The performance of a car is dependent not merely upon available power and traction but upon the relationship between mass, power and traction. By decreasing the weight of a car, there is less inertia to overcome, so braking and acceleration are improved. Because traction has decreased less than the percent decrease in the weight of the vehicle, cornering power will increase.
It is a fact that this type of performance improvement costs less than any other type. It is also less likely to add a lot of points to your vehicle and bump you up in class.
It should be downright refreshing to think that you can get a performance boost from taking stuff off your car more easily than bolting new things on. The main types of weight control are removing and relocating. Some of the heaviest items in your car can be reduced without point penalty; remove your spare tire. Leave the washer bottle empty. Arrive at the autocross site with miniumum fuel. A full tank of fuel may weigh 100 pounds. Take out the floor mats.
Some items have small point assessments: remove the rear seat (1 pt.), remove the passenger front seat (1 pt.) That represents about 80 pounds, and maybe a couple of tenths of a second. Add a set of sticky tires to your stock rims and many BMWs will still be in class A. A lighter car will require less traction, and generate more traction in proportion to its weight. It will also have a higher power to weight ration. It will accelerate and brake quicker, and because the suspension has less mass to manage, it will handle better, respond more quickly and lean less in turns than a heavier version of the same car. (Don't raise the bridge; lower the river).
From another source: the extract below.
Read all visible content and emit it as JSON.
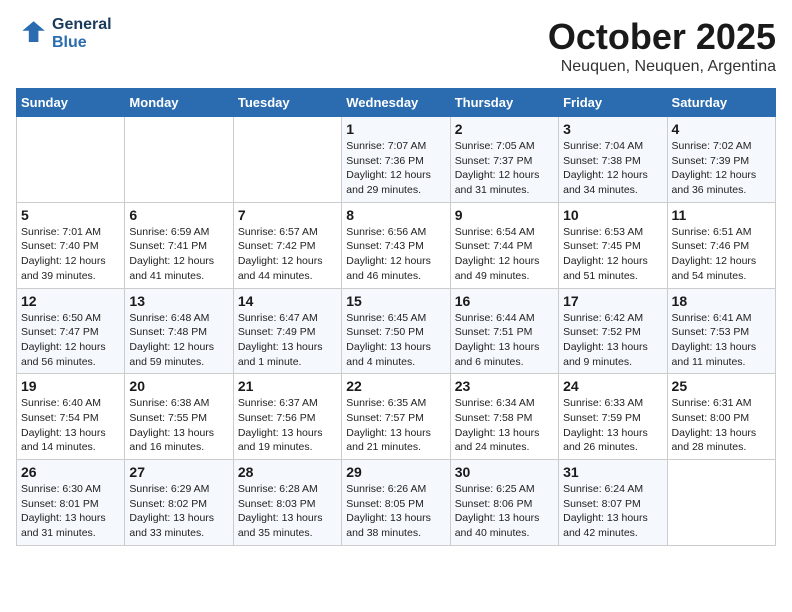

Some heavy items in the car cannot be removed, but can be relocated to advantage. Most front-engined cars tend to plow in turns at an autocross. Anything that gives the front tires less work to do will help the car negotiate turns with less plowing. Relocating the battery to the trunk is a popular way to balance a car; most storage batteries weigh 30-35 pounds. Set way forward in a corner of the engine compartment is has maximum influence on the inertial resistance of the car to change direction. Relocating it over the rear axle can make a difference that will show up on a stopwatch.
Last Modified December 25, 2000